Each of the horses run for about $1,100 to $1,200. Dieterich said one person responding to the Facebook post offered a loan of as much as $1,500. As of Monday morning, Dieterich said she was $200 shy of the goal of $2,400.
Aspen Carriage and Sleigh is closed for the offseason and will open around early December, Dieterich said. It offers carriage rides in the summer and sleigh rides in the winter. The rides, which go through downtown Aspen, originate on Galena Street across from Paradise Bakery.
It's possible the rescued horses could be put to work, but Dieterich said she's not counting on it. Her main goal is to save them. Dieterich said she and her husband already have saved three or four horses from slaughter.
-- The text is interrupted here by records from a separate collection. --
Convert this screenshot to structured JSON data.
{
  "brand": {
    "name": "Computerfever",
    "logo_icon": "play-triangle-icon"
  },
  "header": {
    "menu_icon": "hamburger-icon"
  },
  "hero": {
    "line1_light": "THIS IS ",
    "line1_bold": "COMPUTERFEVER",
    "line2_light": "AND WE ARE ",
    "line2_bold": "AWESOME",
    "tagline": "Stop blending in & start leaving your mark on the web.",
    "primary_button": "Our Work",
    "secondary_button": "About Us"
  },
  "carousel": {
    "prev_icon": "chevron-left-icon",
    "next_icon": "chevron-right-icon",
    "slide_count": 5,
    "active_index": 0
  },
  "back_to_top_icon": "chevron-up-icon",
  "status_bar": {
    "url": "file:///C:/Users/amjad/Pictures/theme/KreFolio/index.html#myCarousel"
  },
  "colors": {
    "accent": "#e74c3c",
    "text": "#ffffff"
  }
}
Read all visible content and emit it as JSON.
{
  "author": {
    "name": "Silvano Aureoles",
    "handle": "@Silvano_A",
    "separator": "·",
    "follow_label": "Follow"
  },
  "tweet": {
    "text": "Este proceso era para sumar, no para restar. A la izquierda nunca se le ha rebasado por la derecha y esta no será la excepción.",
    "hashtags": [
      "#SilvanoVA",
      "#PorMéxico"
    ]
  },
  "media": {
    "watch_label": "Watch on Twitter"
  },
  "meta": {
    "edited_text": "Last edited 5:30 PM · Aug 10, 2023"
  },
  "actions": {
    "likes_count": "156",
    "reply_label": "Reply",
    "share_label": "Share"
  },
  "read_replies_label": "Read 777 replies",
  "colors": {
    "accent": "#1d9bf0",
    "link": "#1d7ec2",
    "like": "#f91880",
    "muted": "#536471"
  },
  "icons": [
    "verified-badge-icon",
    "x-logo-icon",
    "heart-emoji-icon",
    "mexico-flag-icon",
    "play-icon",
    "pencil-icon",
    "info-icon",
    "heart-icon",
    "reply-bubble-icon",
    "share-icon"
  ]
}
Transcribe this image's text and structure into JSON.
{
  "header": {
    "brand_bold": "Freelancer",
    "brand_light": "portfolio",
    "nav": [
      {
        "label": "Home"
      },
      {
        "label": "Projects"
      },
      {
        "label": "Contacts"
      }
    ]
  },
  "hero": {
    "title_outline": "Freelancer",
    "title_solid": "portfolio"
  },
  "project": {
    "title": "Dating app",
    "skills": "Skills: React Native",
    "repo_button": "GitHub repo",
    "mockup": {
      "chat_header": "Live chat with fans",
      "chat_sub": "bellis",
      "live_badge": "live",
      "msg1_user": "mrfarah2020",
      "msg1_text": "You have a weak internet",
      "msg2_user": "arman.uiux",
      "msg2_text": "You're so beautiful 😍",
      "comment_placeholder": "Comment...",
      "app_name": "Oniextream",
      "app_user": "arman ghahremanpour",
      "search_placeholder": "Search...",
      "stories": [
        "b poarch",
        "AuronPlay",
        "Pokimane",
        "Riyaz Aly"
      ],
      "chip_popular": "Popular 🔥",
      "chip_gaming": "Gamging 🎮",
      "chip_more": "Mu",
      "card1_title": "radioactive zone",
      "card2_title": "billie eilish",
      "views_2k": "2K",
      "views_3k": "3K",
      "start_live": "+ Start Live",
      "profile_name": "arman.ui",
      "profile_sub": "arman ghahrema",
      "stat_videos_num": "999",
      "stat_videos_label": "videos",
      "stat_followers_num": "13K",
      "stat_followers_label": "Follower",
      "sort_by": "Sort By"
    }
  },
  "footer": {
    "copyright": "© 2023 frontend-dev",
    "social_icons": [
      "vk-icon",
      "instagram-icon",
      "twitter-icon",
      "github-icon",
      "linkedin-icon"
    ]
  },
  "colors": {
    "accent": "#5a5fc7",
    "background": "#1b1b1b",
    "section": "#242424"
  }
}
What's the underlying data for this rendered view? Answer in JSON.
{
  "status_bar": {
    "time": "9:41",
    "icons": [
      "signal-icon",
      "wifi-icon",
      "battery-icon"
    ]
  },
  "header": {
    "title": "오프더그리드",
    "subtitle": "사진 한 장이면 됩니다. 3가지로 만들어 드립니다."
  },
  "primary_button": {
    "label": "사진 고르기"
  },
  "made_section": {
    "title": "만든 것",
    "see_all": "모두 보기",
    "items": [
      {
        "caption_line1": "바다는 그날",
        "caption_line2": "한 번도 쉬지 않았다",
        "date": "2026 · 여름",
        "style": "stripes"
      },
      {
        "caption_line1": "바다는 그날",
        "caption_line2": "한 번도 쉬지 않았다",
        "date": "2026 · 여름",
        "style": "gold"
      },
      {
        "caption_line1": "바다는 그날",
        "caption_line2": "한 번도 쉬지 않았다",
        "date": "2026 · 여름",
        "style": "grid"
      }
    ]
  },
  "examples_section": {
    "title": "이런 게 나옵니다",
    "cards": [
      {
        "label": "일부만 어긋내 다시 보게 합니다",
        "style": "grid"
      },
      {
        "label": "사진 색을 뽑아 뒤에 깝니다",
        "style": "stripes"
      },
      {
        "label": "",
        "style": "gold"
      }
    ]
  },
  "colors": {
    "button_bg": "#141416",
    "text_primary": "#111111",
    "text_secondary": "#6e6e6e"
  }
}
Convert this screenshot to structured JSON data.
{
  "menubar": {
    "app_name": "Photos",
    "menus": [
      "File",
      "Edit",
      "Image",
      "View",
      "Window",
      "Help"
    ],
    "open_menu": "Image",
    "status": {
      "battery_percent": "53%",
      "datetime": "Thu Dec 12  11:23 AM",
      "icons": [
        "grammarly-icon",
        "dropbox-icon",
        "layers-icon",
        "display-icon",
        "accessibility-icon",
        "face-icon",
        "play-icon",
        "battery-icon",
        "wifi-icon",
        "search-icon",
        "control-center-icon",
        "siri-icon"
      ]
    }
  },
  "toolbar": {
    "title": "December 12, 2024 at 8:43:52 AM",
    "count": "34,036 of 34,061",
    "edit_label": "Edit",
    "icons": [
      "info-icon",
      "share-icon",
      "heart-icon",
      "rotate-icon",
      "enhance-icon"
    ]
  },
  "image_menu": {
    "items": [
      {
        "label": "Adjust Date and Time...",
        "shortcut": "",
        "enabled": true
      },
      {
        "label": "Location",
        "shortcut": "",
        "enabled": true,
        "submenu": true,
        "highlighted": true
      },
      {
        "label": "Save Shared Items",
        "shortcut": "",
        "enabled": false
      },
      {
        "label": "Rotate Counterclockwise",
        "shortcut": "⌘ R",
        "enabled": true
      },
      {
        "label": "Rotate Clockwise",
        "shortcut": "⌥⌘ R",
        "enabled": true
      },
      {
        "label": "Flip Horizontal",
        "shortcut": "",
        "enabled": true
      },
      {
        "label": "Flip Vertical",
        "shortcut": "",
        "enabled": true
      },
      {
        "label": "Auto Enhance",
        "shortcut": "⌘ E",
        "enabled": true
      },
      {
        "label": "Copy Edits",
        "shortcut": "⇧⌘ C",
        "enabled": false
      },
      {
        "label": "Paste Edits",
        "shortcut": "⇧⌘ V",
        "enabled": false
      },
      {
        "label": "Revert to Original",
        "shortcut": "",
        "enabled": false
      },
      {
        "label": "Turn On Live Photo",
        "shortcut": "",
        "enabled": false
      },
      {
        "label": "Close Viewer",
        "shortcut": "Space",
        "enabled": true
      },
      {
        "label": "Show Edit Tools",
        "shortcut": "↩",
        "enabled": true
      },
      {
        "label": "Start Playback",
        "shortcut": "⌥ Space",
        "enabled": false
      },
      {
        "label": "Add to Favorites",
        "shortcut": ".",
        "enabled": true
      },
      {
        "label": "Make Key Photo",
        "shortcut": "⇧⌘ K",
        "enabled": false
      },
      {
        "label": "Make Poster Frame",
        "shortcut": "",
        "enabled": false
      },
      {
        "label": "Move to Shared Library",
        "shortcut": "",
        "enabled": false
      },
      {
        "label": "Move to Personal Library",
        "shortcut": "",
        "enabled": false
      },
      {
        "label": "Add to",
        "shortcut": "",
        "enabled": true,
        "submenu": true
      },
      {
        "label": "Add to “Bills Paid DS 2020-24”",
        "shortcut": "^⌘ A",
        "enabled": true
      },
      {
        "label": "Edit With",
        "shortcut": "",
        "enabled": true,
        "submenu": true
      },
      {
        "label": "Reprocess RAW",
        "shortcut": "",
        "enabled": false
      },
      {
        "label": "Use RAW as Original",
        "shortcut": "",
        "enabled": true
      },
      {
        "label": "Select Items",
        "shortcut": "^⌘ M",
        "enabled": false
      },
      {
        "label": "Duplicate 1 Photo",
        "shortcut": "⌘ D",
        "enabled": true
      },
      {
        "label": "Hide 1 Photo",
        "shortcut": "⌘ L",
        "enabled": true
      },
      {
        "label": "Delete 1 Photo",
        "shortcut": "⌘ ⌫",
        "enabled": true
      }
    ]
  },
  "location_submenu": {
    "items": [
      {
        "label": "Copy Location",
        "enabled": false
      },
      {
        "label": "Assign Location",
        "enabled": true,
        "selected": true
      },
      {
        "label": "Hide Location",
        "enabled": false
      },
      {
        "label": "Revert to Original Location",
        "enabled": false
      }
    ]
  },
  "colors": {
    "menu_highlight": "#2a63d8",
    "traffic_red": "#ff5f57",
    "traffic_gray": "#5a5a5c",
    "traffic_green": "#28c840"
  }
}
They plan to pick up the two horses Wednesday, the day before they would be shipped to Mexico.
"As much as I hate that whole process, it's even worse when they have to ship them to Mexico and Canada packed in these tractor-trailers," she said. "They don't get rests, they don't get water and they're filled with fear. And then they go to the slaughterhouse. They can smell the blood from other animals. It's a horrendous ending."
The Safeguard American Food Exports Act, introduced by Washington lawmakers in April, calls to outlaw horse slaughterhouses in the U.S. as well as stop the export of horses for slaughter. The public-comment period for the law ended Sept. 18.